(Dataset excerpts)
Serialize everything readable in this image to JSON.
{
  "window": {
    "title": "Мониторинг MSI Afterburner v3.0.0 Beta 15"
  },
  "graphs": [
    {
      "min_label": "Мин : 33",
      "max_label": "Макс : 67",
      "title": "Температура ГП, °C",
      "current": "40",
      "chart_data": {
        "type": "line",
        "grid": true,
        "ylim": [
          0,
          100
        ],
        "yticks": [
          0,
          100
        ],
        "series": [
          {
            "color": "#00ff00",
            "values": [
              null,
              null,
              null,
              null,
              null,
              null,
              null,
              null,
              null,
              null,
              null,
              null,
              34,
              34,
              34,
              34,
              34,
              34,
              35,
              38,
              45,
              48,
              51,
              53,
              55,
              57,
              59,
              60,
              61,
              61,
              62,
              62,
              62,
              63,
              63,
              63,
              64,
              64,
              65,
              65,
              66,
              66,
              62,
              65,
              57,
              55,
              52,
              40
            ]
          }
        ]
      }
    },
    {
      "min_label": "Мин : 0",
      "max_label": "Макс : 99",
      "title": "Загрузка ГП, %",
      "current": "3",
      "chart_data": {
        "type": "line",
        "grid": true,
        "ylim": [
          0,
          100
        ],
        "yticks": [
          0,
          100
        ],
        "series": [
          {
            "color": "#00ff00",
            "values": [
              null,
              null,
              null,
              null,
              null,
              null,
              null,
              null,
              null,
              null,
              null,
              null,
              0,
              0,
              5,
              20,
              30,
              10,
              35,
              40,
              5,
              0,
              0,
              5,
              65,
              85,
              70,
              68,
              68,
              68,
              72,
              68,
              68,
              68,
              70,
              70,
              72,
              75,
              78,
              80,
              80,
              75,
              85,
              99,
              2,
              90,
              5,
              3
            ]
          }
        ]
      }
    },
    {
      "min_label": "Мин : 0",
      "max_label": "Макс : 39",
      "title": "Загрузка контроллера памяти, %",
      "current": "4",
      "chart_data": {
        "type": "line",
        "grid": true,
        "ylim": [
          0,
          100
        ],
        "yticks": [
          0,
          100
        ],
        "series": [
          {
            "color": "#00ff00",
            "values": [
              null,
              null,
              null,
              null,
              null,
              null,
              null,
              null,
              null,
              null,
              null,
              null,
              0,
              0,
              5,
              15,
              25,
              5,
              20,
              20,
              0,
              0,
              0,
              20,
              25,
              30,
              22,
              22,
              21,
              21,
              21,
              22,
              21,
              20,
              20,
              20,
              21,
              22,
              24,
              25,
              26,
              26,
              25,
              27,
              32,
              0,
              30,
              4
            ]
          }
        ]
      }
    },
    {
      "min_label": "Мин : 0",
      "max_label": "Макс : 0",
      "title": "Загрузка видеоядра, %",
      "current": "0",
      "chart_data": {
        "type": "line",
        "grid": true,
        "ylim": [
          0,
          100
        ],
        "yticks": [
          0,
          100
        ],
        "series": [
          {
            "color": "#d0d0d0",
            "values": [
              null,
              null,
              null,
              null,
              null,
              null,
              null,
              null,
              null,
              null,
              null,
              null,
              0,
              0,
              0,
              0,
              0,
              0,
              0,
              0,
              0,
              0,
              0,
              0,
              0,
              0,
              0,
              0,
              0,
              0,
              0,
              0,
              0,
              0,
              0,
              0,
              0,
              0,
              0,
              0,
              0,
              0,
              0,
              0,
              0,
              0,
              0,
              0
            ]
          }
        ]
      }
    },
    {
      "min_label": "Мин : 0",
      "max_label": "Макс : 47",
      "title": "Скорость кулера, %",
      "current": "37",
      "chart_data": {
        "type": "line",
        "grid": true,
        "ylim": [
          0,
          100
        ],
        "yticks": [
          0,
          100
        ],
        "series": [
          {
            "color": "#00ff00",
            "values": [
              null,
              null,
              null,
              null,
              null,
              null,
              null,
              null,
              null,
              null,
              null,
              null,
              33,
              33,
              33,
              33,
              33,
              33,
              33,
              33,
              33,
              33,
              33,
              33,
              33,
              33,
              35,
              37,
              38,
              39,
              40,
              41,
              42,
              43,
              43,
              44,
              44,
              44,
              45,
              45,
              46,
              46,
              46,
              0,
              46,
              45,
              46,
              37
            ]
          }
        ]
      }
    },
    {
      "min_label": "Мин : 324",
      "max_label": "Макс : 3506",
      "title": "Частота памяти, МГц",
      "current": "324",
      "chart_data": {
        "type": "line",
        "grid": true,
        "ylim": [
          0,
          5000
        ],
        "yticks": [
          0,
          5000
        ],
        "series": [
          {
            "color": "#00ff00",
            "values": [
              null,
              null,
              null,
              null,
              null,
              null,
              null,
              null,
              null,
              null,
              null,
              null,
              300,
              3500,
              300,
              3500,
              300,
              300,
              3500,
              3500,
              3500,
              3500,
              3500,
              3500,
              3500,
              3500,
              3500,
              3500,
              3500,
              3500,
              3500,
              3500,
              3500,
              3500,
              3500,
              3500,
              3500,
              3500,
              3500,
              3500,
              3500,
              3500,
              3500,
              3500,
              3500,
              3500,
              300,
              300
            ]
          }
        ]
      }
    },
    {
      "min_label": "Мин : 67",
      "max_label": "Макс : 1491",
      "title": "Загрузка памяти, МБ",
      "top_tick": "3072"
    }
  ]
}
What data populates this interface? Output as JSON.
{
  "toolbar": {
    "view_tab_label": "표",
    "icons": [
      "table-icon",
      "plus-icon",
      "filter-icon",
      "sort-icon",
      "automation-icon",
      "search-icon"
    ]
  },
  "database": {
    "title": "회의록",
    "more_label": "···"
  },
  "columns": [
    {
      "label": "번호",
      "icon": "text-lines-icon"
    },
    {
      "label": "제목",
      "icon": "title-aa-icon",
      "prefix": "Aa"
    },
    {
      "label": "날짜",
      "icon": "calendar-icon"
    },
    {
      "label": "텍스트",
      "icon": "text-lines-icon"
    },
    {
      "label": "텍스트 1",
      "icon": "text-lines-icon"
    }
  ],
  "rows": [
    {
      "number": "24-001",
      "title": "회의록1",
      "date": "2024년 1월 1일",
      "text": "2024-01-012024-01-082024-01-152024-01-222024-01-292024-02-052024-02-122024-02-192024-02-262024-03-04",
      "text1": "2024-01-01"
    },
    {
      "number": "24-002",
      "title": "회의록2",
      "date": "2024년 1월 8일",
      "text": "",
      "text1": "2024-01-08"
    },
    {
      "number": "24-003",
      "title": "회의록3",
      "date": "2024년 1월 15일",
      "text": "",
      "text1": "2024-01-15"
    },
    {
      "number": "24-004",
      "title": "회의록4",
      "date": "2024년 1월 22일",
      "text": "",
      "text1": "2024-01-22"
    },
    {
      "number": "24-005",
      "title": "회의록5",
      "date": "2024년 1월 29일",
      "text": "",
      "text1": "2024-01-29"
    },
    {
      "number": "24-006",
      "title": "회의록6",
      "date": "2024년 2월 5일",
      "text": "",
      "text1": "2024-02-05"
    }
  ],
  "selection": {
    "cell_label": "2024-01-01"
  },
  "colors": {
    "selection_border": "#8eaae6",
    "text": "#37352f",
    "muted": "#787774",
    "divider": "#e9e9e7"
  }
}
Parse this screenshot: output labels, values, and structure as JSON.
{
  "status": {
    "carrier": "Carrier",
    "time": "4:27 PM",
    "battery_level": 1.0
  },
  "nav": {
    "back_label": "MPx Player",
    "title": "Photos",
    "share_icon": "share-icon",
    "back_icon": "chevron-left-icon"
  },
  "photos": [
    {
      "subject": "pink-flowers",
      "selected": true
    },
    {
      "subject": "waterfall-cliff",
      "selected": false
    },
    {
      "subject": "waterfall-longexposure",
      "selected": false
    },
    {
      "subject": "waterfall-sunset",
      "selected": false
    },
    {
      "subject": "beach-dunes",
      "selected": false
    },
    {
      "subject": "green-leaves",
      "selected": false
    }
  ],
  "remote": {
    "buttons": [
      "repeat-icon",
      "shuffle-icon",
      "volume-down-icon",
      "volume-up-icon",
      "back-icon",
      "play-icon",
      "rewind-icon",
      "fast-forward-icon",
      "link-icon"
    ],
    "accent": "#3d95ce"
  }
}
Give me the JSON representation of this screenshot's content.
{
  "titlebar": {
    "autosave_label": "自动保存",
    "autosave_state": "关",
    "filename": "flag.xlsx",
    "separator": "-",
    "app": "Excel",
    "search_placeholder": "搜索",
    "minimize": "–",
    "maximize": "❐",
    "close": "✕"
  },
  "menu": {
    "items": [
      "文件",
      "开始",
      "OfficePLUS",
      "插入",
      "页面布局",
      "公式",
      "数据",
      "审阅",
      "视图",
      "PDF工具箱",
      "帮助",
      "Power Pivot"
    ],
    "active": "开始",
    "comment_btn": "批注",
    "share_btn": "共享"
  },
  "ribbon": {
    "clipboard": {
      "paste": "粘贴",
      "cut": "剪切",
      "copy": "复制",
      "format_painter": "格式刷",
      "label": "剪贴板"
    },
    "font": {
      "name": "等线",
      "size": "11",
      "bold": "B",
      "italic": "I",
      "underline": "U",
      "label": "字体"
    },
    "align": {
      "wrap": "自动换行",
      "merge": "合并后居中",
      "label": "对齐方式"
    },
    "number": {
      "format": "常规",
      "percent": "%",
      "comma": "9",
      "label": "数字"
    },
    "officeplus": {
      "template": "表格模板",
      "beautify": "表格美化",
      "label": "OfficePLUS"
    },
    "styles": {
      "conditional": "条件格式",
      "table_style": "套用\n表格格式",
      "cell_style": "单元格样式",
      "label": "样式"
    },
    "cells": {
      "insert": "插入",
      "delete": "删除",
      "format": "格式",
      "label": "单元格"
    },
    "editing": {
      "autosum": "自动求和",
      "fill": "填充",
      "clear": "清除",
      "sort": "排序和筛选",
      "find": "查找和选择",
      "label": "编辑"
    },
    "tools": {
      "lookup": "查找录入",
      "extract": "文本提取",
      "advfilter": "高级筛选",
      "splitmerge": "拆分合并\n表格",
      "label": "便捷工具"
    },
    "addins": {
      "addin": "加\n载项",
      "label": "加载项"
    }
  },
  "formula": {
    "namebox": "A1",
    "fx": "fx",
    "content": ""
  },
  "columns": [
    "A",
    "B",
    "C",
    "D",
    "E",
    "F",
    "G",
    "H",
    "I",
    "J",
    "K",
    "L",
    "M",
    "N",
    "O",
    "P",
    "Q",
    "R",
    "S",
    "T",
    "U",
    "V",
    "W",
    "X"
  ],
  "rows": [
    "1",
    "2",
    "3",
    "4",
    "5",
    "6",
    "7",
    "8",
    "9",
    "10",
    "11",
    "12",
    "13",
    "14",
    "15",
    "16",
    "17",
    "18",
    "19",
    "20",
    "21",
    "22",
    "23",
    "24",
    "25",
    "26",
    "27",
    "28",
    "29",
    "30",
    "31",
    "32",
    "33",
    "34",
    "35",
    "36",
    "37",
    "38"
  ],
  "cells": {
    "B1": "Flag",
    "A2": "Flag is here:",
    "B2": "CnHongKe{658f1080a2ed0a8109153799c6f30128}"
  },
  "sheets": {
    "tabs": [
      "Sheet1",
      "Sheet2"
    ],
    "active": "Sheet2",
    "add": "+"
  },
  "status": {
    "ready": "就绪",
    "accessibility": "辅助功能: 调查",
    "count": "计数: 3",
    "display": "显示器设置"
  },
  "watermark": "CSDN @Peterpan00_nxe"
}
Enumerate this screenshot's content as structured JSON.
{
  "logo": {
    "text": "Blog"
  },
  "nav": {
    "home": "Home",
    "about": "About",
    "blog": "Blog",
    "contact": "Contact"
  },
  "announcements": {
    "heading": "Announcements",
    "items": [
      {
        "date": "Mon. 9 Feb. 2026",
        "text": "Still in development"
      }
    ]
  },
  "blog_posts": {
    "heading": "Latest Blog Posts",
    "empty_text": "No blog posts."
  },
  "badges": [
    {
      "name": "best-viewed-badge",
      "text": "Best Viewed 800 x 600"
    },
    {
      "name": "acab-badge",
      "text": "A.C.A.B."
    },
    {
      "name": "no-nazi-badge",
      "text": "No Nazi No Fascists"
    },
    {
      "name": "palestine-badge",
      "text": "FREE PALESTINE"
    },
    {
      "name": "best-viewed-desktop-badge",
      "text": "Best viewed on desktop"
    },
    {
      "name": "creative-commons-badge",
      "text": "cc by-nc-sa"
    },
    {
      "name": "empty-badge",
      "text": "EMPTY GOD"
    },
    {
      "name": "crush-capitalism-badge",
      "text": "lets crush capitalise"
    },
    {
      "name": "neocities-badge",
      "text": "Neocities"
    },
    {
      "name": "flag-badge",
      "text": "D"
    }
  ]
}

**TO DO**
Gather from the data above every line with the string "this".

**EXERCISE SOLUTION**
Serialize everything readable in this image to JSON.
What data populates this interface? Output as JSON.
Parse this screenshot: output labels, values, and structure as JSON.
Give me the JSON representation of this screenshot's content.
Enumerate this screenshot's content as structured JSON.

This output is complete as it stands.